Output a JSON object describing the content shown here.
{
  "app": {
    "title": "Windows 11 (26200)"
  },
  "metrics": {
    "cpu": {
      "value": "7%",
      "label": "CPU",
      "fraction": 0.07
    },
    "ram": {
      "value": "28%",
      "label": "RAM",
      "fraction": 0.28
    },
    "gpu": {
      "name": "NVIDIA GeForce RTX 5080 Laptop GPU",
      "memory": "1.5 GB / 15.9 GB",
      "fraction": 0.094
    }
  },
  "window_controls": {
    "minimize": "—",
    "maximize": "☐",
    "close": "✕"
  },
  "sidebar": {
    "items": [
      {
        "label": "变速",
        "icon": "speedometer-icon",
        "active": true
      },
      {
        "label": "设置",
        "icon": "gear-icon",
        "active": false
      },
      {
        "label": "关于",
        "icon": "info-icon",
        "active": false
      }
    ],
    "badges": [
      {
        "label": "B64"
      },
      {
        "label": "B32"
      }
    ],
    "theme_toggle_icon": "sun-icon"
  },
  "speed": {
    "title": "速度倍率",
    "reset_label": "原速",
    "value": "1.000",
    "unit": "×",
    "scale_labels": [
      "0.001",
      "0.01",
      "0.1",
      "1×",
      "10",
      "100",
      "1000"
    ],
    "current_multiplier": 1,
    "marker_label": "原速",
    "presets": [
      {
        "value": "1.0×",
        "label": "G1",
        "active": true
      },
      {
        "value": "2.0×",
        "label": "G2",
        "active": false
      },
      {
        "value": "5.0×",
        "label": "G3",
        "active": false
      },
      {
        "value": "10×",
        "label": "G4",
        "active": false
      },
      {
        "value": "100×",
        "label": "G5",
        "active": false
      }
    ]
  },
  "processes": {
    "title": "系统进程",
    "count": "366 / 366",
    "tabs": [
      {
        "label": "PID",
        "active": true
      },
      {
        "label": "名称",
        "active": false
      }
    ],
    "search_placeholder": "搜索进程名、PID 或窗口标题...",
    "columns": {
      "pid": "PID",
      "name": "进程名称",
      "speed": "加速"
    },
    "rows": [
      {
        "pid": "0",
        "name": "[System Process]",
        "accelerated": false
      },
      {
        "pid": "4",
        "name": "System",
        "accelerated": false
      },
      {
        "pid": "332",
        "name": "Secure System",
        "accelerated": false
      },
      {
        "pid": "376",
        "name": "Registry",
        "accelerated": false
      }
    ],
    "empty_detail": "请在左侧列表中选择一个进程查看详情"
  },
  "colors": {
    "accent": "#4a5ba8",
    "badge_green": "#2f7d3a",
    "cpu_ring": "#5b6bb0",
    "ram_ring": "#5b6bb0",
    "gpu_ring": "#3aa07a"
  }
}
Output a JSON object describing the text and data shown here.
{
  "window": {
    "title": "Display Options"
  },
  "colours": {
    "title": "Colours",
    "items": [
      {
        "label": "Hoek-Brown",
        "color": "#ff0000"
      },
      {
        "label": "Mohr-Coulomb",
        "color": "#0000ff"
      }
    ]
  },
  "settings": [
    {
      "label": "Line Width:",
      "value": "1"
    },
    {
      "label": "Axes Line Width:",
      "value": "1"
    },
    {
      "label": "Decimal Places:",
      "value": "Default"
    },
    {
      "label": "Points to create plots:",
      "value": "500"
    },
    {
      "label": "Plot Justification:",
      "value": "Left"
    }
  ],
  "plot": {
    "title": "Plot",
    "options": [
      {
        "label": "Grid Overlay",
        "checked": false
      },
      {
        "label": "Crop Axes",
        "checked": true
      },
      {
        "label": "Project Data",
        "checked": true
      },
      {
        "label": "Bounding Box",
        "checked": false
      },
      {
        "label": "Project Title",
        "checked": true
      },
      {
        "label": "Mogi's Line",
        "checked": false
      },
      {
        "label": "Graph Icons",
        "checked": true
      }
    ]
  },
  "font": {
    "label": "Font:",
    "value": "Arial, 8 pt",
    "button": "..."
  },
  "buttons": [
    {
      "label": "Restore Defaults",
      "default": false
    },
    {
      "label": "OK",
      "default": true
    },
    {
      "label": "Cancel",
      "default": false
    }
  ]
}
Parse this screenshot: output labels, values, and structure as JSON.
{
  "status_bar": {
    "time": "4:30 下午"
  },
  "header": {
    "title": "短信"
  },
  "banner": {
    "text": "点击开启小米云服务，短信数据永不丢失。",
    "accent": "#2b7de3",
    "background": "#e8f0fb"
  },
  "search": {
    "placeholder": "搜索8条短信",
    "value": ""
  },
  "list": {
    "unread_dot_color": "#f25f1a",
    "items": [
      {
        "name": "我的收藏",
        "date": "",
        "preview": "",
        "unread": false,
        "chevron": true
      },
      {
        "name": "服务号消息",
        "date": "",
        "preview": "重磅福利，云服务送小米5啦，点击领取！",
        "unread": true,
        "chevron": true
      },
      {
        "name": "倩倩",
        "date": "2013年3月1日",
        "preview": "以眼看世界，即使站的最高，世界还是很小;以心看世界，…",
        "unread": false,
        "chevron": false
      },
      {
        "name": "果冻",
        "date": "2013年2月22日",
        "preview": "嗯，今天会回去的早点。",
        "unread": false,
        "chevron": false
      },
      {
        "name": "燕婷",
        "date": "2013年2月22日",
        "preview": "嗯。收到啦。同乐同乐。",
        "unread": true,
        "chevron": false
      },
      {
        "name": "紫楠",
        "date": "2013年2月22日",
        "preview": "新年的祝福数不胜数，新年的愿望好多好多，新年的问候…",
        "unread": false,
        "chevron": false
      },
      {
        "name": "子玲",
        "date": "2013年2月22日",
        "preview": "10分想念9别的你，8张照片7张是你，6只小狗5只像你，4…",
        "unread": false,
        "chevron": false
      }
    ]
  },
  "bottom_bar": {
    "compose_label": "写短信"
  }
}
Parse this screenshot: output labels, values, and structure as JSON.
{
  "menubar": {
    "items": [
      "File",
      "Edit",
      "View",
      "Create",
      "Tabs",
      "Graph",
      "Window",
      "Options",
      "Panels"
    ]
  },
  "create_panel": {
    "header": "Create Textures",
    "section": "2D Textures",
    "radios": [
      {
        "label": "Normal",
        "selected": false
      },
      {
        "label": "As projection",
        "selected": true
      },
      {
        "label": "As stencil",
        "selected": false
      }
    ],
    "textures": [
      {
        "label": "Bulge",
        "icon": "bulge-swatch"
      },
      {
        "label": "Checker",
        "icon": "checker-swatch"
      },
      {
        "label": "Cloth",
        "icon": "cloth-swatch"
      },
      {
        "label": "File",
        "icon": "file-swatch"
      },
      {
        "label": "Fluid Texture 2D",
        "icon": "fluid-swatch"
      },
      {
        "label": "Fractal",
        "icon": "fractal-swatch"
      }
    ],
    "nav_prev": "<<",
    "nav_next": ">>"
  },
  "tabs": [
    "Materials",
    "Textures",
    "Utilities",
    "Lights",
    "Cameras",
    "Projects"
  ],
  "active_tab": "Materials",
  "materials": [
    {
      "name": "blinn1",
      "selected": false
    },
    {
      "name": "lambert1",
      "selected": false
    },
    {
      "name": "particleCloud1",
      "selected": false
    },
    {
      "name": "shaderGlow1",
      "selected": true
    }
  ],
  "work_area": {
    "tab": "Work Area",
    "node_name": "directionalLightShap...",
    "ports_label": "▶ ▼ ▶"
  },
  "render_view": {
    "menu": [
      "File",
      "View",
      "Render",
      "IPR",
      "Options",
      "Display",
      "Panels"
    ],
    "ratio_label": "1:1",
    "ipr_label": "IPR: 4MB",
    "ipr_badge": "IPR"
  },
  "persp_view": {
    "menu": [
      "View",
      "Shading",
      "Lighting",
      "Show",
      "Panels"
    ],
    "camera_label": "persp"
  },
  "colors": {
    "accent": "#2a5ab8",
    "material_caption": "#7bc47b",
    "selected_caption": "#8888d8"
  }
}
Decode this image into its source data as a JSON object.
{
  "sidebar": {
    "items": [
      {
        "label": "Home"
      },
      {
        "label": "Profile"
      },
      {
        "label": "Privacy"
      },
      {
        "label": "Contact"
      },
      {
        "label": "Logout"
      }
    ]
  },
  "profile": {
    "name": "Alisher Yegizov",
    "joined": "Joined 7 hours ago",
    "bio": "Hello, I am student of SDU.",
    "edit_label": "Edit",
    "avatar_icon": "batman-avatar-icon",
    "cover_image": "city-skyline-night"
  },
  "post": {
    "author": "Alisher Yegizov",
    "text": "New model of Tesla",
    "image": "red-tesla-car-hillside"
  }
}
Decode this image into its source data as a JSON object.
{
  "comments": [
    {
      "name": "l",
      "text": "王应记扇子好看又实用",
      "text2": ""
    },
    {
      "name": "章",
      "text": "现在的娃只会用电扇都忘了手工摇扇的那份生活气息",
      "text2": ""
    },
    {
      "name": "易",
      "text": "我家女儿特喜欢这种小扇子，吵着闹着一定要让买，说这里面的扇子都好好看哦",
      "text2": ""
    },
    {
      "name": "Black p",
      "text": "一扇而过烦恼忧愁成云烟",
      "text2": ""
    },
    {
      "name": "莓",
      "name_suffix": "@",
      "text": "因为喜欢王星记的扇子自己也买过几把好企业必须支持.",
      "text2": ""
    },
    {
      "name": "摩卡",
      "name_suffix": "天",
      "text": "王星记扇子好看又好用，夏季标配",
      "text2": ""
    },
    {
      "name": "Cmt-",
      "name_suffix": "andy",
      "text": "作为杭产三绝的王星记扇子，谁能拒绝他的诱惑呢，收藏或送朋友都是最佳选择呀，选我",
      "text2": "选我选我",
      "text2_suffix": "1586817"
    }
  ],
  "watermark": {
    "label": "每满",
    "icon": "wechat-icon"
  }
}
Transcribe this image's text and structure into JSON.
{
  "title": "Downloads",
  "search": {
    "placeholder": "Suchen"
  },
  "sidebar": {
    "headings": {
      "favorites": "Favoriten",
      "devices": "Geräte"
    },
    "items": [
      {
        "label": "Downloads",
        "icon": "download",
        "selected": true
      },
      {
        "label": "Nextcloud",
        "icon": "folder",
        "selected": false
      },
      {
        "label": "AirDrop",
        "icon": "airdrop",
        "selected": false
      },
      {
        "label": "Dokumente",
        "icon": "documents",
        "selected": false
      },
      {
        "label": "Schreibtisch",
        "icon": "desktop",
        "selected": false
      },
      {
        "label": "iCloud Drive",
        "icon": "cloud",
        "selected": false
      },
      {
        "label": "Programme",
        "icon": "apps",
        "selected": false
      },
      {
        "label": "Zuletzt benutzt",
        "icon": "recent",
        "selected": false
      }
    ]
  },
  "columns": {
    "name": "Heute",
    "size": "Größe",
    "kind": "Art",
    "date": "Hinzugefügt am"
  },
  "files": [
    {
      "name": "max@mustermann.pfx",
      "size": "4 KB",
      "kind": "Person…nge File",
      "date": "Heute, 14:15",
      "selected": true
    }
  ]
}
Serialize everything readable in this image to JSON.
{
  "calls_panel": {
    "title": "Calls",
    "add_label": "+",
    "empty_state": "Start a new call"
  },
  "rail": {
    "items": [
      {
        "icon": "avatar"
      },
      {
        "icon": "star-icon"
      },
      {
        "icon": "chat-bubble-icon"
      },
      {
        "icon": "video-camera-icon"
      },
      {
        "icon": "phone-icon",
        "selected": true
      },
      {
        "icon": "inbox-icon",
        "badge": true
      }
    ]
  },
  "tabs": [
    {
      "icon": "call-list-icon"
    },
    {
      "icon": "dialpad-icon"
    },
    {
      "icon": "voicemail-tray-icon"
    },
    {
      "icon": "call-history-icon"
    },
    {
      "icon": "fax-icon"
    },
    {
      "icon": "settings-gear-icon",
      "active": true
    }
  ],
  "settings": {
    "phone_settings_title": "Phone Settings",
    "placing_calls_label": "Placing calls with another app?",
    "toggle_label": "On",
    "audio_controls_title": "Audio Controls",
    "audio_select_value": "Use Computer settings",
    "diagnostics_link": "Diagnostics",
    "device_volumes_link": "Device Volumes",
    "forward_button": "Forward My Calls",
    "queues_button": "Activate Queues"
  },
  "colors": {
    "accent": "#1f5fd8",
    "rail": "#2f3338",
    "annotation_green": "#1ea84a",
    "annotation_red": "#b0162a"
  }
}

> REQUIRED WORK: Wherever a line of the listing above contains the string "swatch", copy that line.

> RESULT:
        "icon": "bulge-swatch"
        "icon": "checker-swatch"
        "icon": "cloth-swatch"
        "icon": "file-swatch"
        "icon": "fluid-swatch"
        "icon": "fractal-swatch"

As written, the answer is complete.